Olga: Does this representation also have a political meaning for you?
Nance: I believe our political system has veered away from the premise of a democracy. Aggregated corporate wealth has colonized most sectors of our culture through systematic, targeted advertising which induces psychological states of fear and insufficiency leading to selfishness, hoarding and isolation.
Olga: Is the focus on a sensorial experience also connected to participation?
Nance: Yes. In my installation in particular, the work is not complete until the participants realize the sense-based space and begin to understand how their movement through the space impacts and changes it.
Olga: Your project depicts a relationship between the virtual and the embodied, the digital and the tactile. How does this project deal with those realms?
Nance: _I present virtual reality and embodied reality as related, exchangeable and unstable states.
These states, or conditions, can offer enlightenment or disconnection from self and others; integration or fragmentation._
Olga: Through your work, you pinpoint a crisis within the society and the individual due to consumption and the proliferation of individualism. How does your project address this crisis?
Nance: I am investigating the condition of contemporary consciousness and identity – as it manoeuvres, morphs, and sometimes forgets itself in our constantly shifting and unstable world. My project explores the crisis that is emerging from end-stage capitalism by exposing its various consequences: fear and identity confusion; random and directionless movement; disconnection from the natural world; isolation and the dissolution of collective community connection, activism, sharing and compassion. Under such conditions, the individual psyche cannot cohere as body and mind begin to separate.
Olga: Which role can your art project play to address these crises?
Nance: For example, the video ‘Fugue (((((( between ))))))’ documents several ‘participatory actions’ in my participatory project, ‘one hand tied’, exploring human interaction and the poetics of the ‘everyday’ gesture. People-pairs, using only one hand each and no words, meet at a table and spontaneously perform an unrehearsed task together. They confront the need to let go of control and improvise a solution with one another. The focus is the space between: embodied knowledge and improvised interaction; connection and rupture; empathy and control; interdependency and the illusion of separation. As described earlier, the participants choose to engage in a task of their own devising. They invent the task, engage in and struggle through the limitations of working, watching, responding, and re-calculating…in order to complete the task.

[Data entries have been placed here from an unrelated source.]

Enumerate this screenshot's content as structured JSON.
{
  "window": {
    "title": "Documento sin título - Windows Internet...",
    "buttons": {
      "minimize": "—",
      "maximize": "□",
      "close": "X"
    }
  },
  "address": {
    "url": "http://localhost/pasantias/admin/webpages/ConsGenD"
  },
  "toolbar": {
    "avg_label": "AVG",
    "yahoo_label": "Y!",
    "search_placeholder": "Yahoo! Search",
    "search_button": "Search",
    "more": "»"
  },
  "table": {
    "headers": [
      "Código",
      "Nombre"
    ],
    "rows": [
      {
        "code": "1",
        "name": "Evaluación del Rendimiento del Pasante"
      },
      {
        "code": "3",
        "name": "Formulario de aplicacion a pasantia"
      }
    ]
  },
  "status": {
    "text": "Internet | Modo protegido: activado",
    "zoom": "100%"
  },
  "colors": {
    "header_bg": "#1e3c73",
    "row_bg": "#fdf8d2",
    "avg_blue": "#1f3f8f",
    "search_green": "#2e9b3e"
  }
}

‘One Hand Tied’ exists as both a participatory art project and a lyrical documentation. The participants’ experience, in the best of worlds, extends beyond the performance as it demonstrates the difficulty of working together, and serves as a model for collaborative projects in the real, social, political world.
Work at Respublika!
1) Fugue (((((( between ))))))
2) Fugue (who takes? who gives?)
3) Fugue (between the back of my mind and the tip of my tongue)
4) Fugue (a storm is blowing from paradise….walter benjamin)
5) Fugue (no w here)
6) Fugue (hope is the thing with feathers……emily dickinson)